Tata Power, a subsidiary of the famous Tata Group, is planning to set up India’s largest solar PV power plant with a generation capacity of 50 MW. The company will set up this plant in Mithapur, Gujarat.
Tata Power is working on several projects to expand its generation capacity and even though most of those projects are directed towards coal-based power generation, the company has made significant progress as far as adding renewable energy sources to its portfolio is concerned. The company has announced massive expansion of its solar-based power generation in addition to several large and micro-scale wind energy generation schemes.
The project in this case would probably be used both for captive and export purpose. A part of the power generated would probably be used by the manufacturing plants of other subsidiaries of the Tata Group while the rest could be fed into the national grid.
In the last few months several private as well as government-controlled companies have announced renewable energy-based power plants. Since the National Solar Mission — aimed at installing 20,000 MW by 2020 — has been initiated by the government many companies have been attracted by the subsidies offered.
Several factors responsible for the sudden increased interest in the renewable energy sector include: rising demand for power, government regulations that require increased generation from renewable energy sources and potentially millions of dollars subsidies at offer.
Power generation even through conventional fossil fuels is not very profitable in India. There is shortage of coal, natural gas prices have been increased and with the recently unveiled coal tax of about $1 per tonne of coal used the generation companies are set to see a further decline in their revenues. Renewable energy-based power generation, on the other hand, is quite attractive with the incentives offered by the government.

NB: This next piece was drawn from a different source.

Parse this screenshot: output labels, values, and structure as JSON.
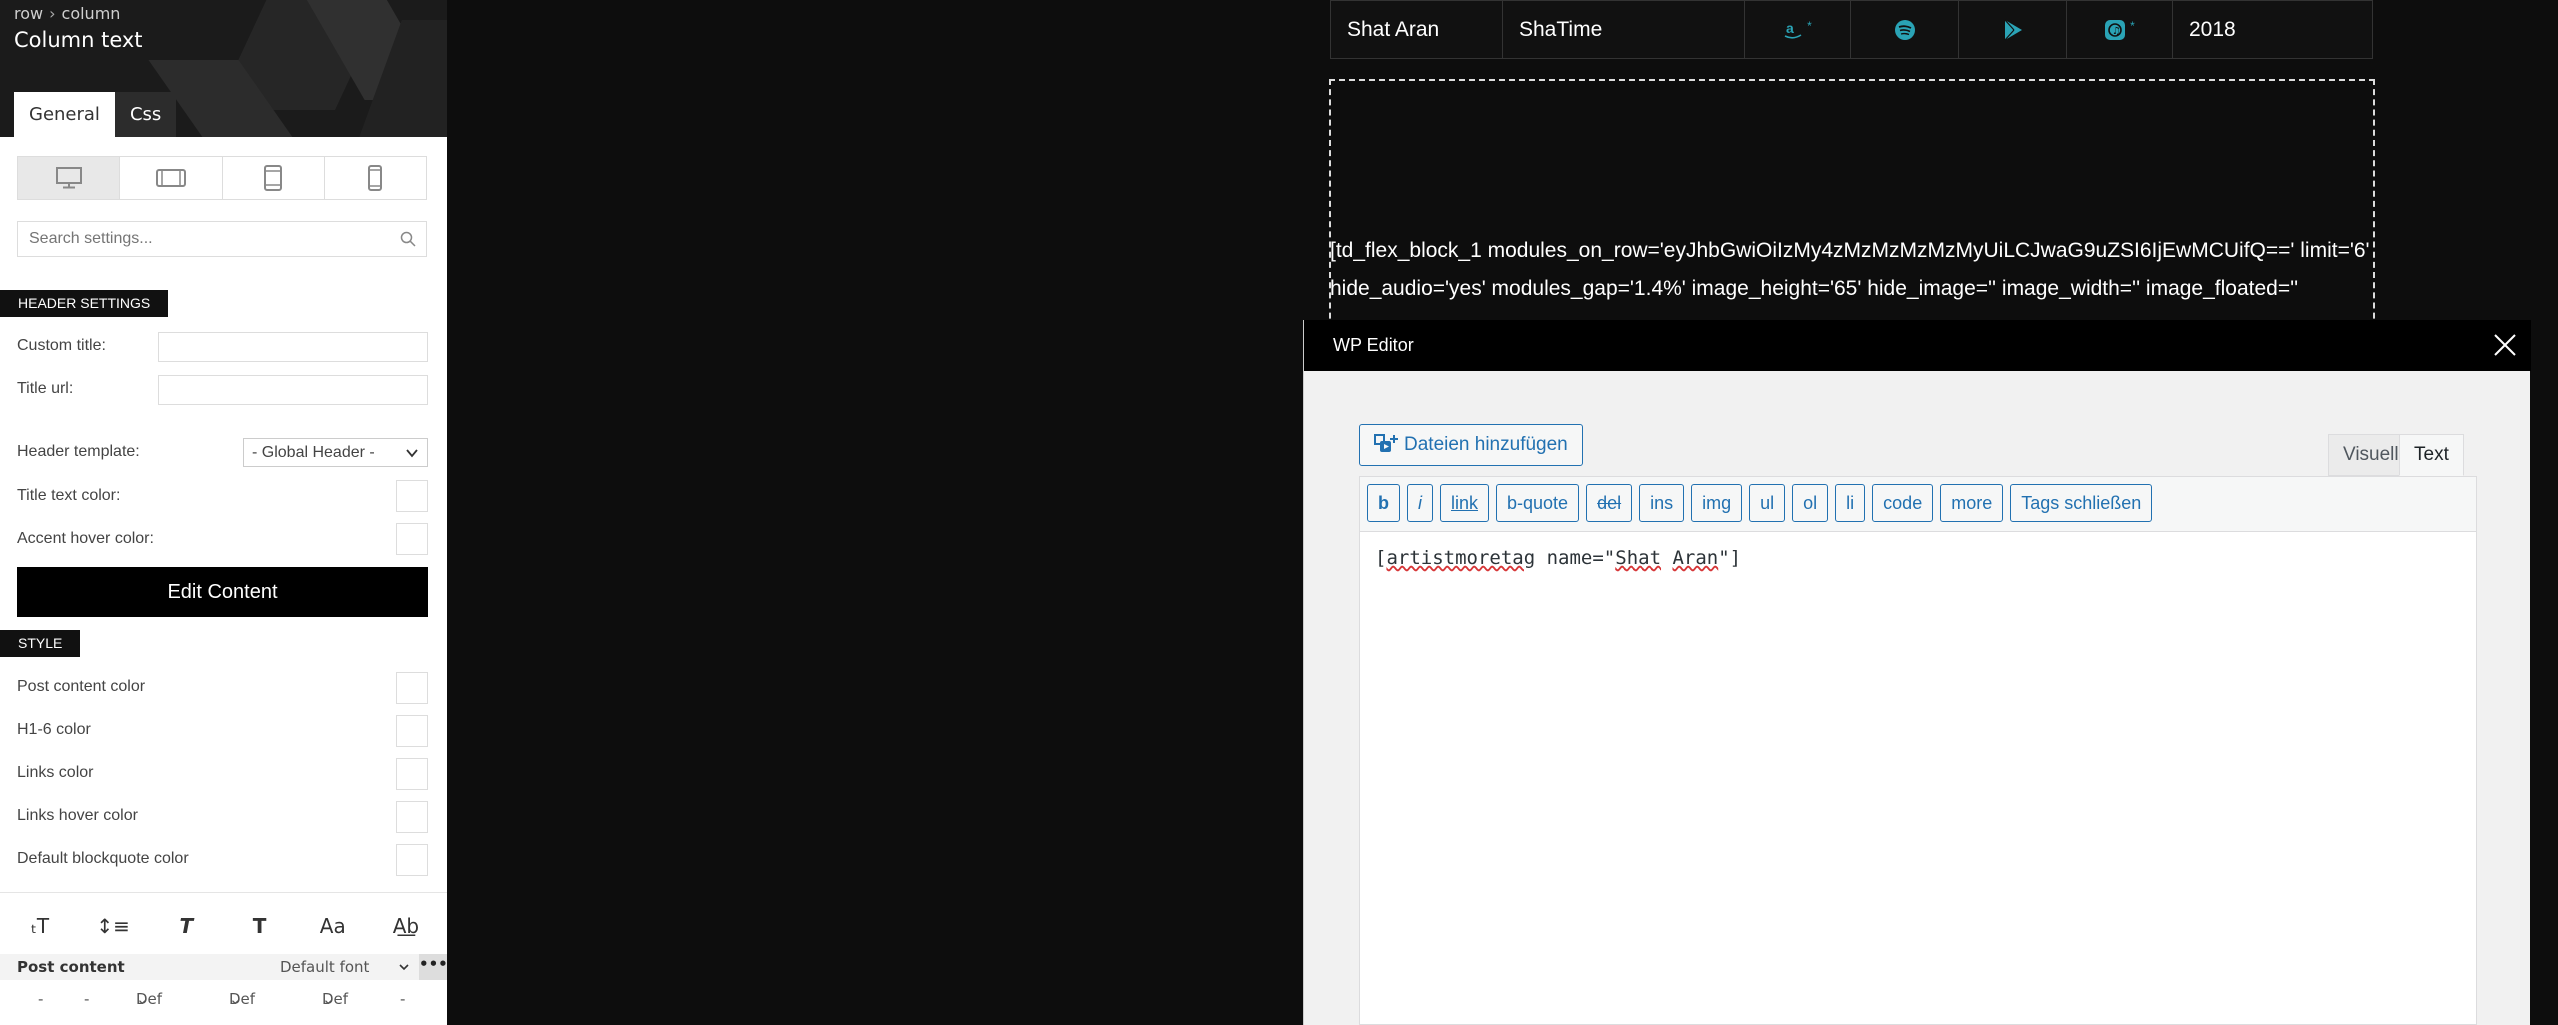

Solar energy-based power plants enjoy added benefits as compared to other renewable energy-based power plants and conventional power plants. A solar based plant can sell power to the grid at a much higher rate as compared to a wind farm and coal/gas based power plants. The central as well as state governments offered subsidies on the import of equipment required for solar cell manufacturing and power generation. All power plants are recognized as infrastructure projects and thus enjoy tax holiday for up to ten years from the start of production. In addition, project developers can sell electricity to power exchanges at high rates which gives them the flexibility. Recently, the central government announced the solar energy securities fund which would compensate the project developers if the power distribution companies fail to pay the high tariff rates.
This is the reason why many private investors and even government-controlled oil companies are looking to invest in the solar energy sector. The Indian government is taking commendable steps in ensuring that the thrust for the expansion in the solar energy sector is backed strongly by the market and only through regulations. Hopefully, with the growing attraction of the private investors the sun would shine soon on the solar energy sector in India.
Image Credit: pixor at Flickr (Creative Commons)
The views presented in the above article are author’s personal views and do not represent those of TERI/TERI University where the author is currently pursuing a Master’s degree.
Don't want to miss a cleantech story? Sign up for daily news updates from CleanTechnica on email. Or follow us on Google News!
Have a tip for CleanTechnica, want to advertise, or want to suggest a guest for our CleanTech Talk podcast? Contact us here.